▶ _Work to be completed_
Write the data below out again, exactly as each line reads.

▶ _Data extracts_
___

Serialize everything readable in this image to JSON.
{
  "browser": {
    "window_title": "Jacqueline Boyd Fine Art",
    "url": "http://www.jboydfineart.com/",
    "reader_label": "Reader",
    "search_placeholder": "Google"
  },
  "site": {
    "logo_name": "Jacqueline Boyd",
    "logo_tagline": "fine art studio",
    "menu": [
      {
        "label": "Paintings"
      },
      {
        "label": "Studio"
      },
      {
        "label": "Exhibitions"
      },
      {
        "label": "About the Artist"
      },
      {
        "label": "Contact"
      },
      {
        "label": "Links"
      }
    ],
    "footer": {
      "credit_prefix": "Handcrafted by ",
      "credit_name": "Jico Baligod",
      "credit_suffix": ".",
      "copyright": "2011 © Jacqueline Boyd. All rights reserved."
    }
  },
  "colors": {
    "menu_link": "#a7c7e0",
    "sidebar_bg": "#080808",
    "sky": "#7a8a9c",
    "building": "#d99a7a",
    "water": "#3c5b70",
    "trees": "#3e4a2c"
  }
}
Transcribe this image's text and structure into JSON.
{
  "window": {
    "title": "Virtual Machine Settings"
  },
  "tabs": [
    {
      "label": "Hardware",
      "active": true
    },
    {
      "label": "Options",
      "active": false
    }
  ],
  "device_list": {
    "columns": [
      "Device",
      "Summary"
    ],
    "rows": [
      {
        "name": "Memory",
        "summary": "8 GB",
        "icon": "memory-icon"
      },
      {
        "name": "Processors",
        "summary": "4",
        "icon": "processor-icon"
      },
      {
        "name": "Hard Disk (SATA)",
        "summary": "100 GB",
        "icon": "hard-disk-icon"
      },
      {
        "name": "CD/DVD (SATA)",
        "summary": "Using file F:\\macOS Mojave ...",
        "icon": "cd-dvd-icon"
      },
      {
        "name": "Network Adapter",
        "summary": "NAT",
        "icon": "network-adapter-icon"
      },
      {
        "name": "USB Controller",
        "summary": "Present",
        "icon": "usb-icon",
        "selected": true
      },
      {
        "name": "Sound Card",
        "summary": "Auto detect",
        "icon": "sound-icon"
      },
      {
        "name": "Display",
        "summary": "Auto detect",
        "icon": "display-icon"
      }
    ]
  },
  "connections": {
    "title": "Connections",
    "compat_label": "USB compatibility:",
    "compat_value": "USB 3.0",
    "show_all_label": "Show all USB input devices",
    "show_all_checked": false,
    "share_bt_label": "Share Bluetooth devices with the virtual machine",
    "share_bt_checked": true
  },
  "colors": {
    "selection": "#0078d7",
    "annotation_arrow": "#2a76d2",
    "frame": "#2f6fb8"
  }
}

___

▶ _Response to this exercise_
Serialize everything readable in this image to JSON.
{
  "browser": {
    "window_title": "Jacqueline Boyd Fine Art",
    "url": "http://www.jboydfineart.com/",
    "reader_label": "Reader",
    "search_placeholder": "Google"
  },
  "site": {
    "logo_name": "Jacqueline Boyd",
    "logo_tagline": "fine art studio",
    "menu": [
      {
        "label": "Paintings"
      },
      {
        "label": "Studio"
      },
      {
        "label": "Exhibitions"
      },
      {
        "label": "About the Artist"
      },
      {
        "label": "Contact"
      },
      {
        "label": "Links"
      }
    ],
    "footer": {
      "credit_prefix": "Handcrafted by ",
      "credit_name": "Jico Baligod",
      "credit_suffix": ".",
      "copyright": "2011 © Jacqueline Boyd. All rights reserved."
    }
  },
  "colors": {
    "menu_link": "#a7c7e0",
    "sidebar_bg": "#080808",
    "sky": "#7a8a9c",
    "building": "#d99a7a",
    "water": "#3c5b70",
    "trees": "#3e4a2c"
  }
}
Transcribe this image's text and structure into JSON.
{
  "window": {
    "title": "Virtual Machine Settings"
  },
  "tabs": [
    {
      "label": "Hardware",
      "active": true
    },
    {
      "label": "Options",
      "active": false
    }
  ],
  "device_list": {
    "columns": [
      "Device",
      "Summary"
    ],
    "rows": [
      {
        "name": "Memory",
        "summary": "8 GB",
        "icon": "memory-icon"
      },
      {
        "name": "Processors",
        "summary": "4",
        "icon": "processor-icon"
      },
      {
        "name": "Hard Disk (SATA)",
        "summary": "100 GB",
        "icon": "hard-disk-icon"
      },
      {
        "name": "CD/DVD (SATA)",
        "summary": "Using file F:\\macOS Mojave ...",
        "icon": "cd-dvd-icon"
      },
      {
        "name": "Network Adapter",
        "summary": "NAT",
        "icon": "network-adapter-icon"
      },
      {
        "name": "USB Controller",
        "summary": "Present",
        "icon": "usb-icon",
        "selected": true
      },
      {
        "name": "Sound Card",
        "summary": "Auto detect",
        "icon": "sound-icon"
      },
      {
        "name": "Display",
        "summary": "Auto detect",
        "icon": "display-icon"
      }
    ]
  },
  "connections": {
    "title": "Connections",
    "compat_label": "USB compatibility:",
    "compat_value": "USB 3.0",
    "show_all_label": "Show all USB input devices",
    "show_all_checked": false,
    "share_bt_label": "Share Bluetooth devices with the virtual machine",
    "share_bt_checked": true
  },
  "colors": {
    "selection": "#0078d7",
    "annotation_arrow": "#2a76d2",
    "frame": "#2f6fb8"
  }
}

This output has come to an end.